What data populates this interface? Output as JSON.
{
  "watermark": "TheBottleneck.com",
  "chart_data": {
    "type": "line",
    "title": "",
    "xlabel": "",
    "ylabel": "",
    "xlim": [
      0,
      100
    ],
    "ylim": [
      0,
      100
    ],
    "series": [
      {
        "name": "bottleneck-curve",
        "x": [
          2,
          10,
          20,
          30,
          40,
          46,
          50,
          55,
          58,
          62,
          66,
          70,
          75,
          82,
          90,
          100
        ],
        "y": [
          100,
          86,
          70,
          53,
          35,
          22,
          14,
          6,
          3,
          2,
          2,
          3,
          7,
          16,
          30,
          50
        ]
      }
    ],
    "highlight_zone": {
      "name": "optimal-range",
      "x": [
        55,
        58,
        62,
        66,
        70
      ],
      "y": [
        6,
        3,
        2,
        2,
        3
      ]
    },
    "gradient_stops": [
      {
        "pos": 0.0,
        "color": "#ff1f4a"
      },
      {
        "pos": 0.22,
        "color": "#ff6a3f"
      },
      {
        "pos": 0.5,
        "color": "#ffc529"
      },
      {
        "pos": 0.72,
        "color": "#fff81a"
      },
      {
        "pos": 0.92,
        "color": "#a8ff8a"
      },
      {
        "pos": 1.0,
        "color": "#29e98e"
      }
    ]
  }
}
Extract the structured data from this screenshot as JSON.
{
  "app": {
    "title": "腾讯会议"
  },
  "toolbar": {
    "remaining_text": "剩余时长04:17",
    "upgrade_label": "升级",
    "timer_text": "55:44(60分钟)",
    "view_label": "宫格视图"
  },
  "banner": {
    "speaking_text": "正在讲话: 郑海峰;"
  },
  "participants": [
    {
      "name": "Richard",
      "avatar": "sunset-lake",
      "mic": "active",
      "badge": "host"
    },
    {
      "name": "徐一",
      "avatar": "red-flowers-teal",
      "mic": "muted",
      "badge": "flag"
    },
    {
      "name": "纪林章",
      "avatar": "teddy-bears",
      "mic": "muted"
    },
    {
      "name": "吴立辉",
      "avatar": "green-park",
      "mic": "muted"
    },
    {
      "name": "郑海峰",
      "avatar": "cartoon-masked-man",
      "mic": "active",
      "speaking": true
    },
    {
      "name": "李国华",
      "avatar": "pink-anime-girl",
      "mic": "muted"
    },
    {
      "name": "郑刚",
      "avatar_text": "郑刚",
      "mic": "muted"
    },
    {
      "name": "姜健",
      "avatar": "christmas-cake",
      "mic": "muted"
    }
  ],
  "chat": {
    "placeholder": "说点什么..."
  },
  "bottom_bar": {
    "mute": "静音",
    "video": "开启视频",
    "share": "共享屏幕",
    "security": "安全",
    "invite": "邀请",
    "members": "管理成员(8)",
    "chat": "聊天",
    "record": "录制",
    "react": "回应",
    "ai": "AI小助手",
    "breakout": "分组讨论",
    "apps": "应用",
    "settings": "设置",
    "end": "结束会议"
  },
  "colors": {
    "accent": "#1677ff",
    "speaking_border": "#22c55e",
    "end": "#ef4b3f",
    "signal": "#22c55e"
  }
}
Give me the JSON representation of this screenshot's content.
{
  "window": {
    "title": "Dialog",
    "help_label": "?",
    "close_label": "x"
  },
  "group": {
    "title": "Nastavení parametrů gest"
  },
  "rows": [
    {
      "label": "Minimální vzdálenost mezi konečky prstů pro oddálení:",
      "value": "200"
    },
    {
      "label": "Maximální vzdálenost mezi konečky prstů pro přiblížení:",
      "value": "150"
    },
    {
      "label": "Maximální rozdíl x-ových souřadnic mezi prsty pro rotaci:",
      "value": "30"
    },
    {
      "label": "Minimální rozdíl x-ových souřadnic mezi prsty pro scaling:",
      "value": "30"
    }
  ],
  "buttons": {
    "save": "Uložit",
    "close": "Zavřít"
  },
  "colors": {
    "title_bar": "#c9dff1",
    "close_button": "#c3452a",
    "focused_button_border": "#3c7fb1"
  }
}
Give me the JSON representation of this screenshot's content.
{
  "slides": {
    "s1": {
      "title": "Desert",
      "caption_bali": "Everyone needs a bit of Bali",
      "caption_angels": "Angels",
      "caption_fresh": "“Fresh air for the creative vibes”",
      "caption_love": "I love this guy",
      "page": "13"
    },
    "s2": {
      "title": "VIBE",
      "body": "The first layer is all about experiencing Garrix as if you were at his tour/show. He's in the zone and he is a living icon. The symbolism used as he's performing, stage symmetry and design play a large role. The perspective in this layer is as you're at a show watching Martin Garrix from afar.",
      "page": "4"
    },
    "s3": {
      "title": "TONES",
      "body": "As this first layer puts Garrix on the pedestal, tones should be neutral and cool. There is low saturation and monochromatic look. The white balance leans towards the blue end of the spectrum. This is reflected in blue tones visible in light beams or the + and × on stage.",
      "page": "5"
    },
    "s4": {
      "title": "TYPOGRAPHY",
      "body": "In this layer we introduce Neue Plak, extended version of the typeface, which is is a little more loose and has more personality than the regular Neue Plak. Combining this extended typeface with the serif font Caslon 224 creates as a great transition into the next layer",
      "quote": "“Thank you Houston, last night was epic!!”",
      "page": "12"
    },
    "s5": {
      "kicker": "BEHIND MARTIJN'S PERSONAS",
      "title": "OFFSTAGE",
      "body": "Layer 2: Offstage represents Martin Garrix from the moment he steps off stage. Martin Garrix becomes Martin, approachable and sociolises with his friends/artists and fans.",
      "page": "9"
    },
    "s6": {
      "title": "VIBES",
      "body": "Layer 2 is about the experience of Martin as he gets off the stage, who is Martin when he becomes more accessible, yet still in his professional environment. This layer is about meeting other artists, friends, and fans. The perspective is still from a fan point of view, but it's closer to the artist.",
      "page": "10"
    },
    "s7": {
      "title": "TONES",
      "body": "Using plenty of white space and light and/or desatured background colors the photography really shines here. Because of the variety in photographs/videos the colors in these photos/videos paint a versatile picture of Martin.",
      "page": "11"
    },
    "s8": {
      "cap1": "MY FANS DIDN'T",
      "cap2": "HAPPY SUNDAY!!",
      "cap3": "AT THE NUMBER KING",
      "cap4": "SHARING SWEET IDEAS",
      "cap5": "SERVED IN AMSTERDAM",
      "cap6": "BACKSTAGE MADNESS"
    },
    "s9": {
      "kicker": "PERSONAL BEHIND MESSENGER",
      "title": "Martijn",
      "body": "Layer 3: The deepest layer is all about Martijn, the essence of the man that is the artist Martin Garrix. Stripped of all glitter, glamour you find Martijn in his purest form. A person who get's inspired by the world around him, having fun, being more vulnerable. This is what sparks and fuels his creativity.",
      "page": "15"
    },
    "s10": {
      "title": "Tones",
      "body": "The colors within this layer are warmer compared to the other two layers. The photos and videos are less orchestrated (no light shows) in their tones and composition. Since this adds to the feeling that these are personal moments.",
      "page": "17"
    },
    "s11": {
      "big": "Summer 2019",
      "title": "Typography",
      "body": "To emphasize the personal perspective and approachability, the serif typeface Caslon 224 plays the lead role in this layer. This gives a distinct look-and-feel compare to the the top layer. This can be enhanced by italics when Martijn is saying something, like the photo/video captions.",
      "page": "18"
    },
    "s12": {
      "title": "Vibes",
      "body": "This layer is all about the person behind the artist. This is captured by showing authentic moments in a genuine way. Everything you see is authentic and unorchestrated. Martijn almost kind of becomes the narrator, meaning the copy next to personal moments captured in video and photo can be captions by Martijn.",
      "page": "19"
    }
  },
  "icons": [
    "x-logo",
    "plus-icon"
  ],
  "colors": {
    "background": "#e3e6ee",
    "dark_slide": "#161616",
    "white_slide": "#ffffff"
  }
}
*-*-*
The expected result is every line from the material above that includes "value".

      "value": "200"
      "value": "150"
      "value": "30"
      "value": "30"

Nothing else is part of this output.